Bestselling novelist and essayist Ann Patchett recently wrote "The Getaway Car" (Byliner), "a practical memoir about the agony, ecstasy, and occasional lunacy of the writing life." She shared writing tips and thoughts about the philosophy of creation via email with The Huffington Post.
Why do people want to be writers?
I never felt like I was making a career choice – I could be a doctor, an accountant, a writer – it was just something I was always good at when I was a kid. I was good at it, I got attention for it, I therefore put more time into it, got better at it, received more positive reinforcement, so forth.
By the time I was in high school, I felt like I had one real strength and I just kept following it. I think most people who want to be writers have a desire to communicate what’s inside of them, to make their point understood, which is funny because I doubt there are many careers that can make a person feel as misunderstood as being a writer.
What is the definition of a good subject about which to write?
For me, it’s a subject that can hold my attention for a long period of time, something complicated, something I don’t entirely understand going into it. It can take me two or three years to write a novel. If the idea is simplistic, I’m never going to be able to stay with it that long.
How do you deal with the demons of doubt?
Save doubt for later. This is something I talk about in the Byliner piece: I have to divide my brain into two parts - one that makes art and one that judges art. They cannot coexist. When I have doubt about what I’m doing, I shut the doubt down. I tell myself that this is not the time to judge.
Write the essay, write the book, make the thing, whatever it is, be fully present as an artist and then put it down for a while and come back to it later with a critical eye. Fortunately, once a piece is finished and I have a little distance on it, I very rarely doubt it.
How do you know if something you write is any good?
Believe me, there are loads of people in the world who are ready to tell me if my writing is good or not. All I have to worry about is doing my best.
That sounds like excellent advice for a third grader but it works for me as well. I made a decision a long time ago to do the best work I am capable of doing at this point in my life.
How do you know when to stop making changes?
I put a lot of thought into a piece before I start to write it. Writing is less an act of discovery for me, and more a process of getting what’s in my head onto paper.

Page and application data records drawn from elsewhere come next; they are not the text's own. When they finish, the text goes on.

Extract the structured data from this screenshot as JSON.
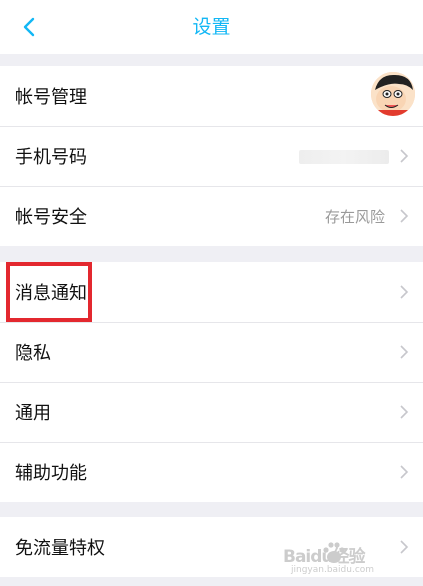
{
  "navbar": {
    "title": "设置",
    "back_icon": "chevron-left-icon",
    "accent_color": "#12b7f5"
  },
  "groups": [
    {
      "items": [
        {
          "label": "帐号管理",
          "value": "",
          "accessory": "avatar"
        },
        {
          "label": "手机号码",
          "value": "",
          "accessory": "masked-value"
        },
        {
          "label": "帐号安全",
          "value": "存在风险",
          "accessory": "chevron"
        }
      ]
    },
    {
      "items": [
        {
          "label": "消息通知",
          "value": "",
          "accessory": "chevron"
        },
        {
          "label": "隐私",
          "value": "",
          "accessory": "chevron"
        },
        {
          "label": "通用",
          "value": "",
          "accessory": "chevron"
        },
        {
          "label": "辅助功能",
          "value": "",
          "accessory": "chevron"
        }
      ]
    },
    {
      "items": [
        {
          "label": "免流量特权",
          "value": "",
          "accessory": "chevron"
        }
      ]
    }
  ],
  "highlight": {
    "target": "消息通知",
    "color": "#e3282f"
  },
  "watermark": {
    "line1": "Baidu经验",
    "line2": "jingyan.baidu.com"
  },
  "colors": {
    "background": "#efeff4",
    "divider": "#e6e6ea",
    "secondary_text": "#9a9a9a"
  }
}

I do a lot of polishing as I go along, but when I get to the end it’s pretty much finished. I’m not someone who writes eight drafts of a novel.
I studied visual arts when I was young. I did a lot of printmaking all the way through graduate school. It’s very easy to kill a print or a painting through overworking it. I took that same lesson into writing.
I’m always going to err on the side of stopping a little too soon rather than a little too late. I’m the kind of person who likes to leave a party when I’m still having a good time.
Do you read to help your writing?
Reading and writing are completely intertwined for me. It’s like walking with two feet.
I don’t think about reading a book in order to help my writing, any more than I think of eating to help my writing. If I stopped eating, I’d stop writing eventually. The same is true with reading.
What is the definition of writing success?
When I was young, my crazy dream was being able to support myself as a writer, so on a very basic level success feels like paying the light bill with money I’ve made writing.
I recently met the spoken word artist Shane Koyczan. We were both speaking at the opening of the Brisbane Writers Festival in Australia, and before we went on, I said to him, "What is it you do out there?" And he said, “I can’t really explain it, but I make my living doing it. I bought a house doing it.”
I don’t mean to say that success is about money, but the fact that I take care of my writing and my writing takes care of me is what makes me feel successful. (Shane Kayczan is a genius, by the way.)
Is writing a pastime or a career?
I’m always amazed when people say they feel too shy to write. It’s a completely private act. You write for yourself. If, down the road, you decide to share it with other people, that’s your choice.
Writing is a great career, but it’s also a wonderful pastime. It works well on both a professional and amateur level. It can be strictly for your own enjoyment, even if you wind up getting paid.
The Getaway Car, A Practical Memoir About Writing and Life, is available as an ebook from Byliner.